    2sinE

    222

    2

    22

    oo

    o

    o

    o

    EvtzEES

    vtzES

    vtzE

    ==

    =

    =

    S is the Poynting vector and indicates the direction and magnitude of power flow in the EM field.

  • Massachusetts Institute of Technology RF Cavities and Components for Accelerators USPAS 2010 16

    Example

    The door of a microwave oven is left open estimate the peak E and H strengths in the aperture of the door. Which plane contains both E and H vectors ? What parameters and

    equations are required?

    222

    W/mHES

    ==

    Power-750 W Area of aperture - 0.3 x 0.2 m impedance of free space - 377 Poynting vector:

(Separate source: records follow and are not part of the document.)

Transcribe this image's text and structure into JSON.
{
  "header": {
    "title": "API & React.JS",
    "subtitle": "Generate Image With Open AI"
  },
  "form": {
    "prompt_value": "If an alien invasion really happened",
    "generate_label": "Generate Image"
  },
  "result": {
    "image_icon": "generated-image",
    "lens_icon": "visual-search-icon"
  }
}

  • Massachusetts Institute of Technology RF Cavities and Components for Accelerators USPAS 2010 17

    Tesla2.775.5104B

    A/m75.53772170H

    V/m171,22.0.3.0

    750377

    WattsA

    7

    22

    ===

    ===

    ===

    ===

    H

    E

    APowerE

    HAESAPower

    o

  • Massachusetts Institute of Technology RF Cavities and Components for Accelerators USPAS 2010 18

    Constitutive relations

    permittivity of free space 0=8.85 x 10-12 F/m permeability of free space o=4x10-7 H/m Normally r (dielectric constant) and r

    vary with material are frequency dependant

    For non-magnetic materials mr ~1 and for Fe is ~200,000 er is normally a few ~2.25 for glass at optical frequencies

    a